Two East Valley cities are in the top 10 nationwide, but not in a category they want.
Gilbert and Tempe are among the worst in the country for roof rats based on data compiled from more than 300 Terminix branches.
Gilbert ranked 2nd and Tempe ranked 5th on the list.
Joel Whalin, the service manager at the Tempe Terminix branch, said that the influx of rodent infestations could be because they’re migrating through the Valley and looking for basic necessities.
“What it all boils down to is do have what they need to survive,” Whalin said. “That’s food, water and shelter.”
The main signs of an infestation include droppings, the smell of urine, chew marks on the property, rat noises at night, and holes in fallen citrus fruits.
The scent of rodent urine is very sweet and difficult to describe but distinguishable, Whalin said.
Citrus plants are a primary food source for rodents, so if homeowners don’t pick up fallen fruits, that can attract unwanted critters. Homeowners will often see holes in fallen, rotten fruit, which is a sign that rodents are feeding on their property, Whalin said.
If rats have breached a structure, squealing and gnawing can be heard at night due to roof rats’ nocturnal nature.
“Homeowners will hear a lot of noise going on that typically you wouldn’t hear in the middle of the night,” Whalin said.
Even if rodents haven’t entered a structure, pests around a home can still cause issues on the exterior and can lead to roof rats making their way into a house, Whalin said.
“The reality of it is that there are rats outside and they’re running around everywhere,” Whalin said. “Even though they may not breach a structure and get inside a home, they will still chew on things because there is food and water available.”
The damage that rodents can create inside of a home can affect both the structure of a house and the health of homeowners.
Rodents are capable of chewing through electrical, plumbing and gas lines.
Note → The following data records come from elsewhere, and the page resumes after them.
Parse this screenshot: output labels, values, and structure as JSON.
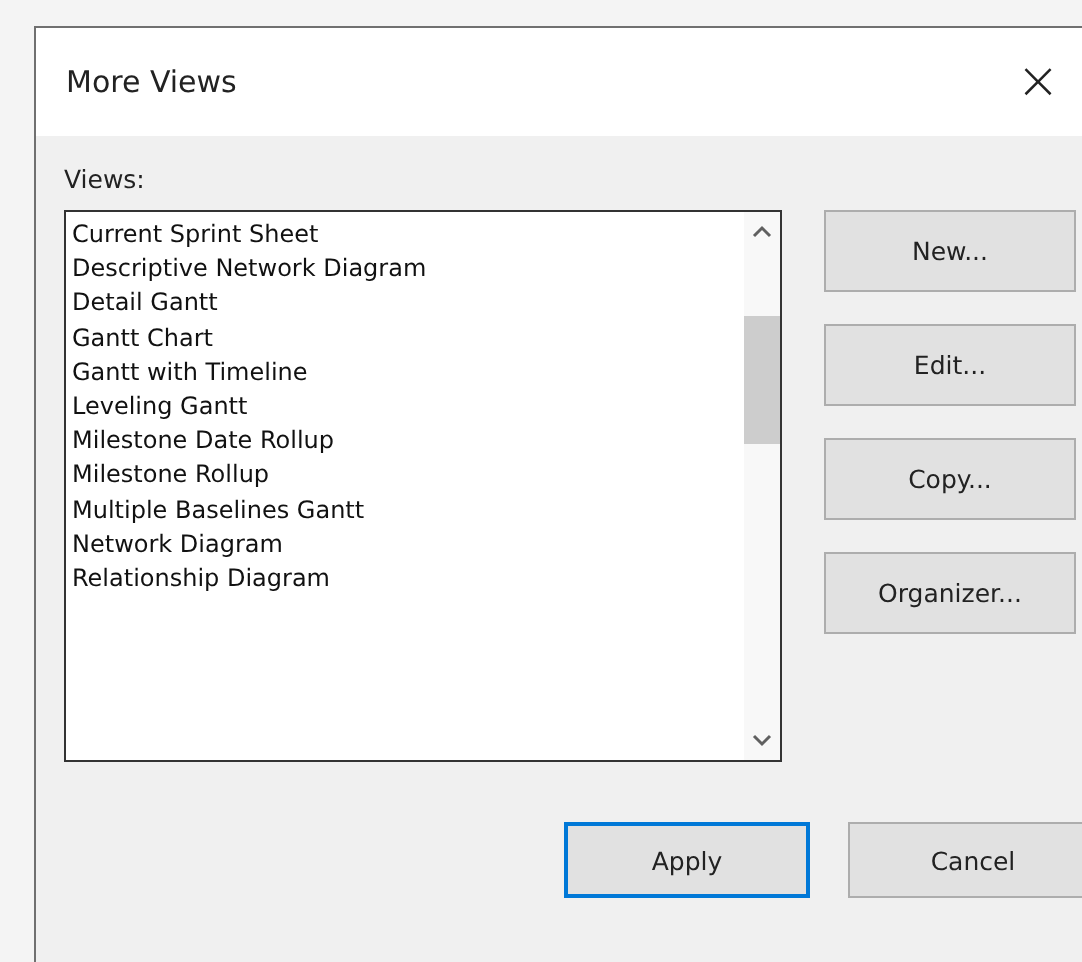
{
  "window": {
    "title": "More Views",
    "close": "×"
  },
  "views_label": "Views:",
  "views": [
    {
      "label": "Current Sprint Sheet",
      "selected": false
    },
    {
      "label": "Descriptive Network Diagram",
      "selected": false
    },
    {
      "label": "Detail Gantt",
      "selected": false
    },
    {
      "label": "Gantt Chart",
      "selected": false
    },
    {
      "label": "Gantt with Timeline",
      "selected": false
    },
    {
      "label": "Leveling Gantt",
      "selected": false
    },
    {
      "label": "Milestone Date Rollup",
      "selected": false
    },
    {
      "label": "Milestone Rollup",
      "selected": false
    },
    {
      "label": "Multiple Baselines Gantt",
      "selected": false
    },
    {
      "label": "Network Diagram",
      "selected": false
    },
    {
      "label": "Relationship Diagram",
      "selected": false
    }
  ],
  "side_buttons": [
    "New...",
    "Edit...",
    "Copy...",
    "Organizer..."
  ],
  "footer_buttons": [
    {
      "label": "Apply",
      "default": true
    },
    {
      "label": "Cancel",
      "default": false
    }
  ]
}
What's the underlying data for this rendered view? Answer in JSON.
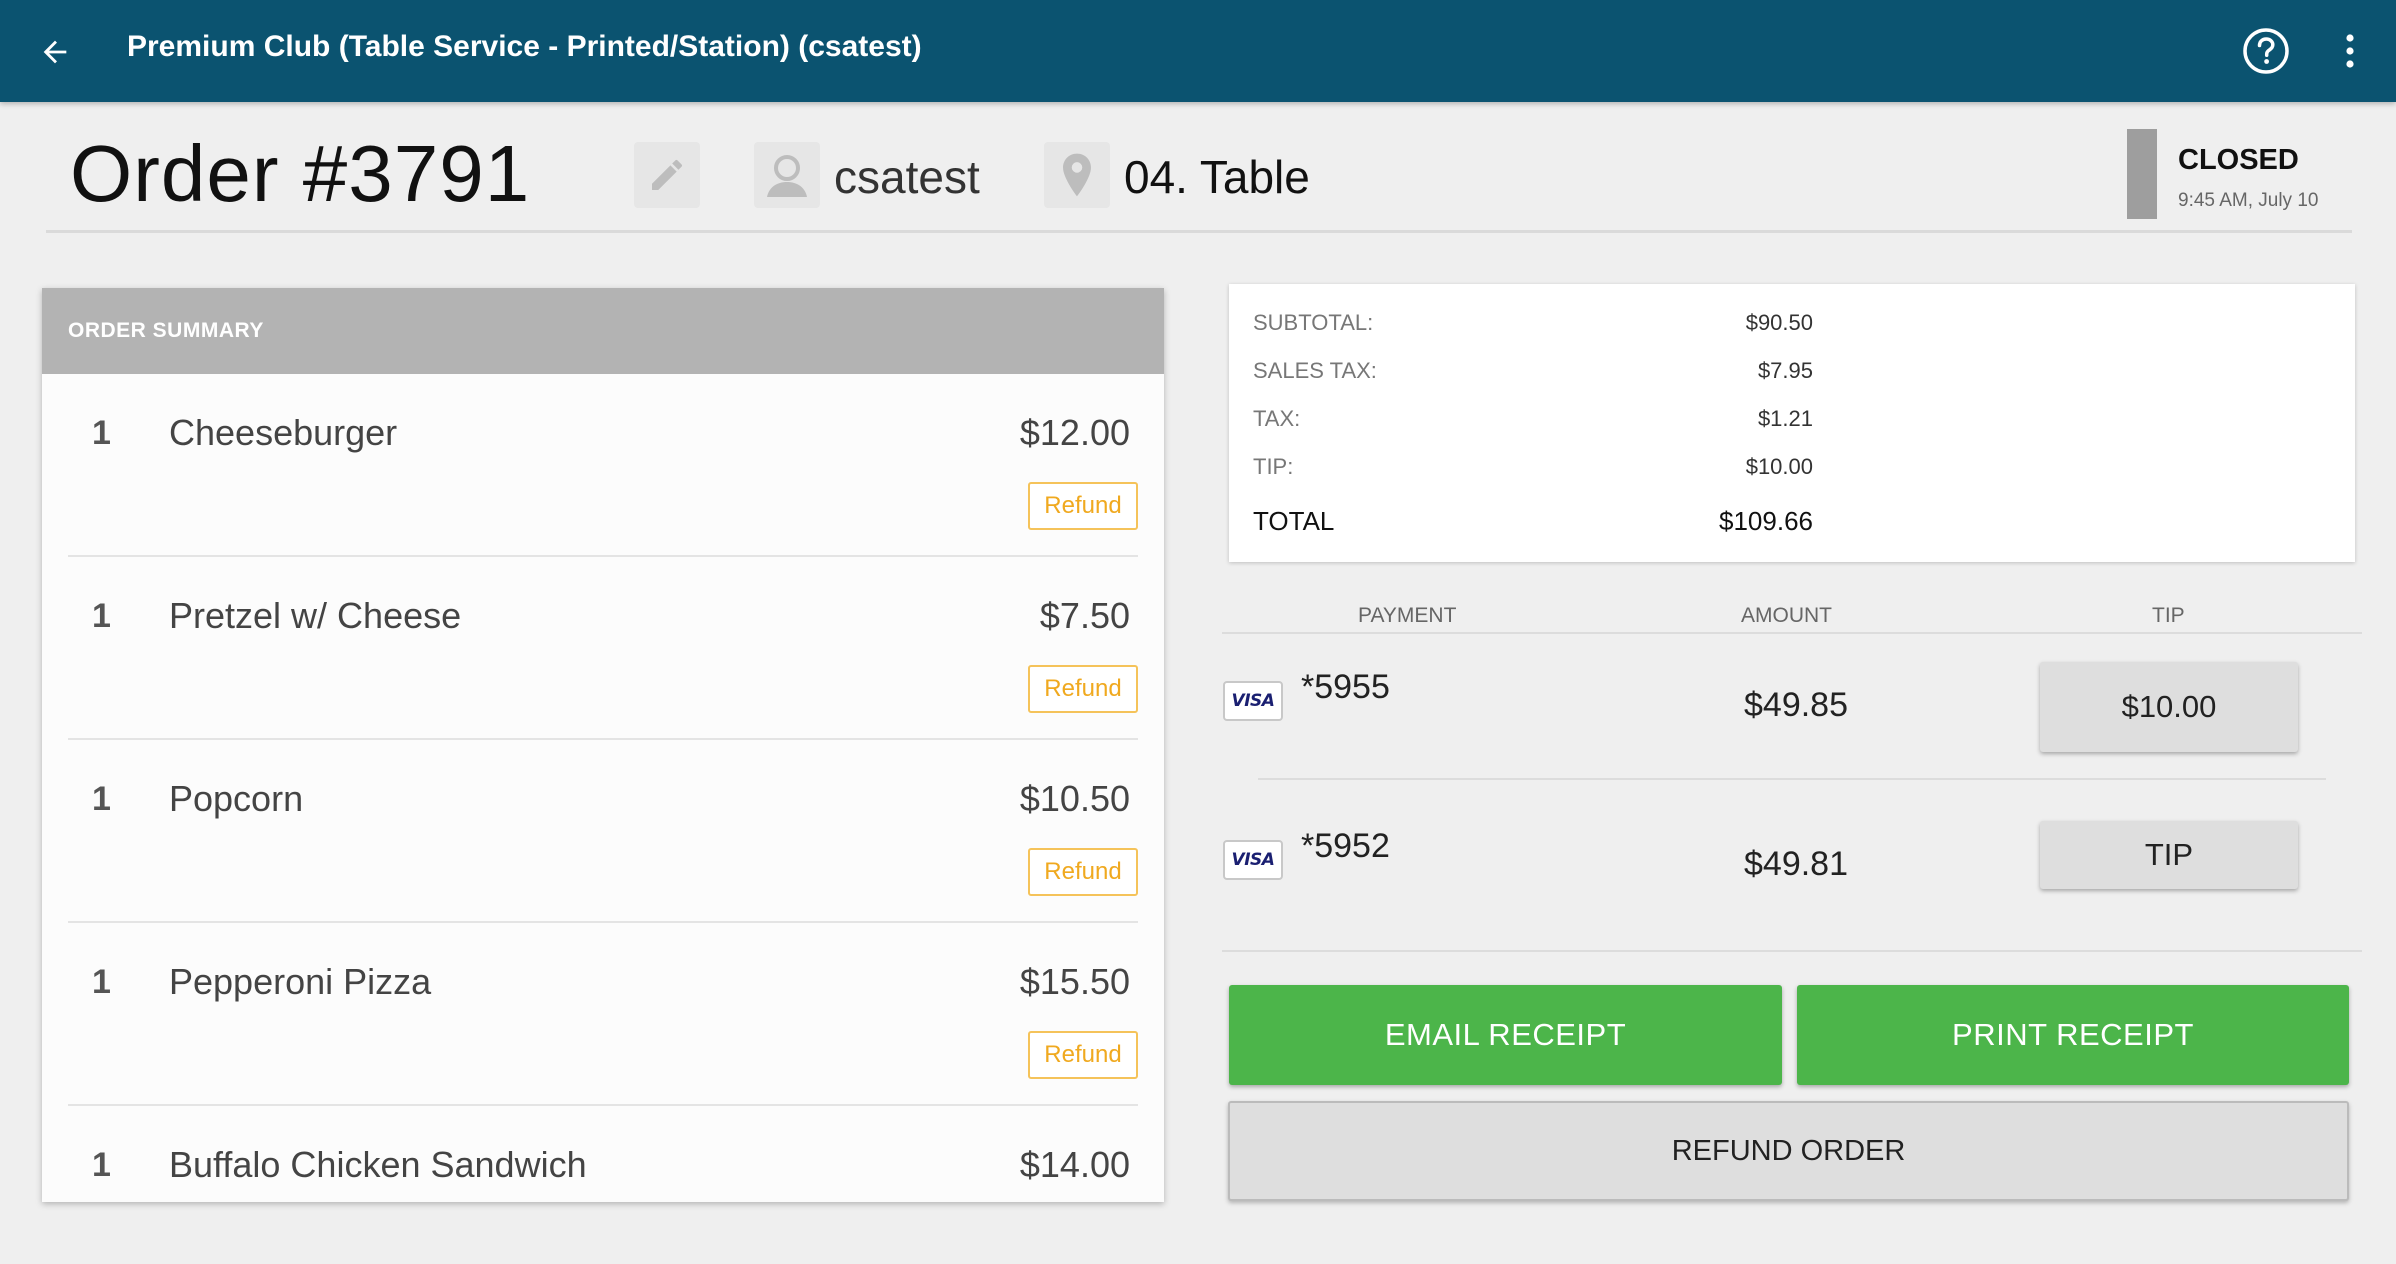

Pregnant females are even able to chew right through a wall to find a dark and quiet place to have their babies, Whalin said.
The urine and feces of rodents can contain bacteria that can be harmful to a homeowner if they come into contact with it or ingest it.
“It’s not only about where they can cause physical damage to a home but buildup of their droppings or urine can potentially become a health hazard for the homeowners,” Whalin said.
The best way to prevent an infestation is to eliminate all potential food sources for the rodents. Homeowners should pick up fallen fruit so rodents won’t be attracted to the area, Whalin said.
Another potential food source can be dog food and water that is left outside, Whalin said.
“I’m not saying, especially in Arizona, not to leave food and water out for animals, but just know it can potentially attract rodents,” Whalin said.
Once it is evident there is a rodent infestation, the way a Terminix team handles the situation is by first identifying the kind of rat they are dealing with so they can decide the best way to eradicate it, Whalin said.
Then the team begins the process of trapping the rodents by first placing unset traps with bait around an area.
Once the roof rats take the bait, the team goes back and sets the traps with new bait, Whalin said.
“The caution that the rodent has is gone, it feels comfortable feeding in that area and then we’ll get them,” Whalin said.
Whalin said he strongly advises against homeowners trying to deal with an infestation on their own.
“Unless you know what you’re getting yourself into you’ll be chasing your tail,” Whalin said.